The map is obviously an homomorphism and the spaces have the same dimension (which is $6$), so it's enough to show that it is injective.

Let \[ \sum_{g \in S_3} a_g g \] be any linear combination such that the image is $0$. Since the coefficient of the first component is $0$, then \[ \sum_{g \in S_3} a_g = 0 \] and since the coefficient of the second component is $0$ then \[ \sum_{g \in S_3} sgn(g) a_g = 0 \] so, by taking the sum and the difference, we immediately have $a_1 + a_{(123)} + a_{(132)} = 0$ and $a_{(12)} + a_{(13)} + a_{(23)}= 0$.
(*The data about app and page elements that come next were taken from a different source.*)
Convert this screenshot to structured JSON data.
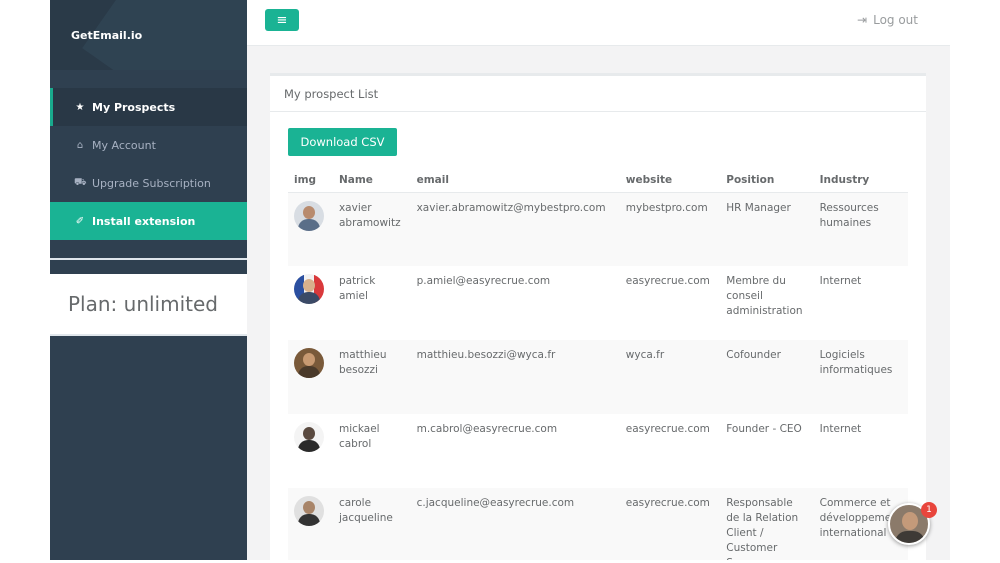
{
  "sidebar": {
    "brand": "GetEmail.io",
    "items": [
      {
        "label": "My Prospects",
        "icon": "star-icon",
        "glyph": "★"
      },
      {
        "label": "My Account",
        "icon": "home-icon",
        "glyph": "⌂"
      },
      {
        "label": "Upgrade Subscription",
        "icon": "cart-icon",
        "glyph": "⛟"
      },
      {
        "label": "Install extension",
        "icon": "magic-wand-icon",
        "glyph": "✐"
      }
    ],
    "plan": "Plan: unlimited"
  },
  "topbar": {
    "menu_glyph": "≡",
    "logout_glyph": "⇥",
    "logout_label": "Log out"
  },
  "panel": {
    "title": "My prospect List",
    "download_label": "Download CSV",
    "columns": [
      "img",
      "Name",
      "email",
      "website",
      "Position",
      "Industry"
    ],
    "rows": [
      {
        "name": "xavier abramowitz",
        "email": "xavier.abramowitz@mybestpro.com",
        "website": "mybestpro.com",
        "position": "HR Manager",
        "industry": "Ressources humaines"
      },
      {
        "name": "patrick amiel",
        "email": "p.amiel@easyrecrue.com",
        "website": "easyrecrue.com",
        "position": "Membre du conseil administration",
        "industry": "Internet"
      },
      {
        "name": "matthieu besozzi",
        "email": "matthieu.besozzi@wyca.fr",
        "website": "wyca.fr",
        "position": "Cofounder",
        "industry": "Logiciels informatiques"
      },
      {
        "name": "mickael cabrol",
        "email": "m.cabrol@easyrecrue.com",
        "website": "easyrecrue.com",
        "position": "Founder - CEO",
        "industry": "Internet"
      },
      {
        "name": "carole jacqueline",
        "email": "c.jacqueline@easyrecrue.com",
        "website": "easyrecrue.com",
        "position": "Responsable de la Relation Client / Customer Success",
        "industry": "Commerce et développement international"
      }
    ]
  },
  "chat": {
    "badge": "1"
  },
  "colors": {
    "accent": "#1ab394",
    "sidebar": "#2f4050",
    "badge": "#e8453c"
  }
}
Now, look at the corresponding matrices (see attachment). The coefficient of the entry $(1,1)$ is $a_{1} - a_{(132)} + a_{(23)} - a_{(13)}$, and the coefficient of the entry $(2,2)$ is $a_{1} - a_{(123)} - a_{(23)} + a_{(13)}$. Taking the sum, we have $2 a_1 - a_{(132)}- a_{(123)} = 0$, but since $a_1 + a_{(123)} + a_{(132)} = 0$ we get $a_1 = 0$ and so $a_{(123)} = -a_{(132)}$. Taking the difference instead, we get $a_{(23)} = a_{(13)}$. Looking at the entries $(1,2)$ and $(2,1)$, we have $-a_{(123)} + a_{(132)} + a_{(12)} - a_{(23)} = 0$ and $a_{(123)} - a_{(132)} + a_{(12)} - a_{(13)} = 0$, and now taking the sum, since $a_{(13)} = a_{(23)}$, we have $a_{(12)} = a_{(13)}$ as well and so they are all $0$, since the sum is $0$. Taking now the difference, we get $a_{(123)} = a_{(132)}$, but they are opposite and so they are both $0$ as well.

In conclusion, all the coefficients are $0$, so the map is injective, so it is an isomorphism.